(Provided information)
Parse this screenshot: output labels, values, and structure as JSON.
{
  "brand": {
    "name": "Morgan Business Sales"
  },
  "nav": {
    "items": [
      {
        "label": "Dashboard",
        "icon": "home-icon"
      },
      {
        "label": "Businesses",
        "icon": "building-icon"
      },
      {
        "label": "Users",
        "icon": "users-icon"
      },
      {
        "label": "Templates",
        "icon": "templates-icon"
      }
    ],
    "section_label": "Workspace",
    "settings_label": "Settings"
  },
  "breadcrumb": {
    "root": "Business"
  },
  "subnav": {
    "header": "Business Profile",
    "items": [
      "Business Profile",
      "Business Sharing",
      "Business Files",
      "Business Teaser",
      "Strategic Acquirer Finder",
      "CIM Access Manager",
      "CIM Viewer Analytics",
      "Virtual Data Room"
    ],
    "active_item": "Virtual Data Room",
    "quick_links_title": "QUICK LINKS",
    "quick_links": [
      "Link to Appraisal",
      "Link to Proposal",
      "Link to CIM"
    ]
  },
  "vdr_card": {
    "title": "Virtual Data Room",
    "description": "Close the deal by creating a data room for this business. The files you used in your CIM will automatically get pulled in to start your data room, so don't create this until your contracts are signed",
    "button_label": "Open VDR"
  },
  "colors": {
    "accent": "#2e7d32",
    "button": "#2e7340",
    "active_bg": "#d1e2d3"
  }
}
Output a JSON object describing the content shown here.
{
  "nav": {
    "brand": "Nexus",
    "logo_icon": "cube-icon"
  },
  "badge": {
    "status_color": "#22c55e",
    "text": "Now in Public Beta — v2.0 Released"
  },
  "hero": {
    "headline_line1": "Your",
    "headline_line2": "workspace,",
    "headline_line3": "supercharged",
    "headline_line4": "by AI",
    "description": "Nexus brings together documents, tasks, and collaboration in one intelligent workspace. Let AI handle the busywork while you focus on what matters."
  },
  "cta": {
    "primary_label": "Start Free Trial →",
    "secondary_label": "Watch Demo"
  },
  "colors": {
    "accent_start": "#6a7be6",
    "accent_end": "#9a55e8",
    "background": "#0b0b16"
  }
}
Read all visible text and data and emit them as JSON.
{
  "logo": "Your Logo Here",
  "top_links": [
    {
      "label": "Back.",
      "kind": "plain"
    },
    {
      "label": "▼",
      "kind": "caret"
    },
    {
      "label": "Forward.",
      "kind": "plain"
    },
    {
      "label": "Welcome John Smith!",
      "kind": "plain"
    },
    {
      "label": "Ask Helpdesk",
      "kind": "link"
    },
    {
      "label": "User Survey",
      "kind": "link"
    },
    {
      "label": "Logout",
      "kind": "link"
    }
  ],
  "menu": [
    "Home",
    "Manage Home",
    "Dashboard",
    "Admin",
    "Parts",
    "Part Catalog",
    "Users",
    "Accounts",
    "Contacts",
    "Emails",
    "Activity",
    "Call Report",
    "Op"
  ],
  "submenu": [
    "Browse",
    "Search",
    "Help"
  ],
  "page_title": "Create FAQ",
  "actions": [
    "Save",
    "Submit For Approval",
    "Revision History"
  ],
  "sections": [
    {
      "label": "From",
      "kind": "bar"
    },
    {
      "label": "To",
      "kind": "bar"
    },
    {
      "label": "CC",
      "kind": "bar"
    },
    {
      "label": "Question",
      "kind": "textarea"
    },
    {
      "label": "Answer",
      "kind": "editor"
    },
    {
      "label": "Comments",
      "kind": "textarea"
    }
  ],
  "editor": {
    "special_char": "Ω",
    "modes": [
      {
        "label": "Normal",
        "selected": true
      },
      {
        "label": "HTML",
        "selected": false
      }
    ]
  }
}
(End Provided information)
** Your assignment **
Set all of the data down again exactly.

** Exercise solution **
Parse this screenshot: output labels, values, and structure as JSON.
{
  "brand": {
    "name": "Morgan Business Sales"
  },
  "nav": {
    "items": [
      {
        "label": "Dashboard",
        "icon": "home-icon"
      },
      {
        "label": "Businesses",
        "icon": "building-icon"
      },
      {
        "label": "Users",
        "icon": "users-icon"
      },
      {
        "label": "Templates",
        "icon": "templates-icon"
      }
    ],
    "section_label": "Workspace",
    "settings_label": "Settings"
  },
  "breadcrumb": {
    "root": "Business"
  },
  "subnav": {
    "header": "Business Profile",
    "items": [
      "Business Profile",
      "Business Sharing",
      "Business Files",
      "Business Teaser",
      "Strategic Acquirer Finder",
      "CIM Access Manager",
      "CIM Viewer Analytics",
      "Virtual Data Room"
    ],
    "active_item": "Virtual Data Room",
    "quick_links_title": "QUICK LINKS",
    "quick_links": [
      "Link to Appraisal",
      "Link to Proposal",
      "Link to CIM"
    ]
  },
  "vdr_card": {
    "title": "Virtual Data Room",
    "description": "Close the deal by creating a data room for this business. The files you used in your CIM will automatically get pulled in to start your data room, so don't create this until your contracts are signed",
    "button_label": "Open VDR"
  },
  "colors": {
    "accent": "#2e7d32",
    "button": "#2e7340",
    "active_bg": "#d1e2d3"
  }
}
Output a JSON object describing the content shown here.
{
  "nav": {
    "brand": "Nexus",
    "logo_icon": "cube-icon"
  },
  "badge": {
    "status_color": "#22c55e",
    "text": "Now in Public Beta — v2.0 Released"
  },
  "hero": {
    "headline_line1": "Your",
    "headline_line2": "workspace,",
    "headline_line3": "supercharged",
    "headline_line4": "by AI",
    "description": "Nexus brings together documents, tasks, and collaboration in one intelligent workspace. Let AI handle the busywork while you focus on what matters."
  },
  "cta": {
    "primary_label": "Start Free Trial →",
    "secondary_label": "Watch Demo"
  },
  "colors": {
    "accent_start": "#6a7be6",
    "accent_end": "#9a55e8",
    "background": "#0b0b16"
  }
}
Read all visible text and data and emit them as JSON.
{
  "logo": "Your Logo Here",
  "top_links": [
    {
      "label": "Back.",
      "kind": "plain"
    },
    {
      "label": "▼",
      "kind": "caret"
    },
    {
      "label": "Forward.",
      "kind": "plain"
    },
    {
      "label": "Welcome John Smith!",
      "kind": "plain"
    },
    {
      "label": "Ask Helpdesk",
      "kind": "link"
    },
    {
      "label": "User Survey",
      "kind": "link"
    },
    {
      "label": "Logout",
      "kind": "link"
    }
  ],
  "menu": [
    "Home",
    "Manage Home",
    "Dashboard",
    "Admin",
    "Parts",
    "Part Catalog",
    "Users",
    "Accounts",
    "Contacts",
    "Emails",
    "Activity",
    "Call Report",
    "Op"
  ],
  "submenu": [
    "Browse",
    "Search",
    "Help"
  ],
  "page_title": "Create FAQ",
  "actions": [
    "Save",
    "Submit For Approval",
    "Revision History"
  ],
  "sections": [
    {
      "label": "From",
      "kind": "bar"
    },
    {
      "label": "To",
      "kind": "bar"
    },
    {
      "label": "CC",
      "kind": "bar"
    },
    {
      "label": "Question",
      "kind": "textarea"
    },
    {
      "label": "Answer",
      "kind": "editor"
    },
    {
      "label": "Comments",
      "kind": "textarea"
    }
  ],
  "editor": {
    "special_char": "Ω",
    "modes": [
      {
        "label": "Normal",
        "selected": true
      },
      {
        "label": "HTML",
        "selected": false
      }
    ]
  }
}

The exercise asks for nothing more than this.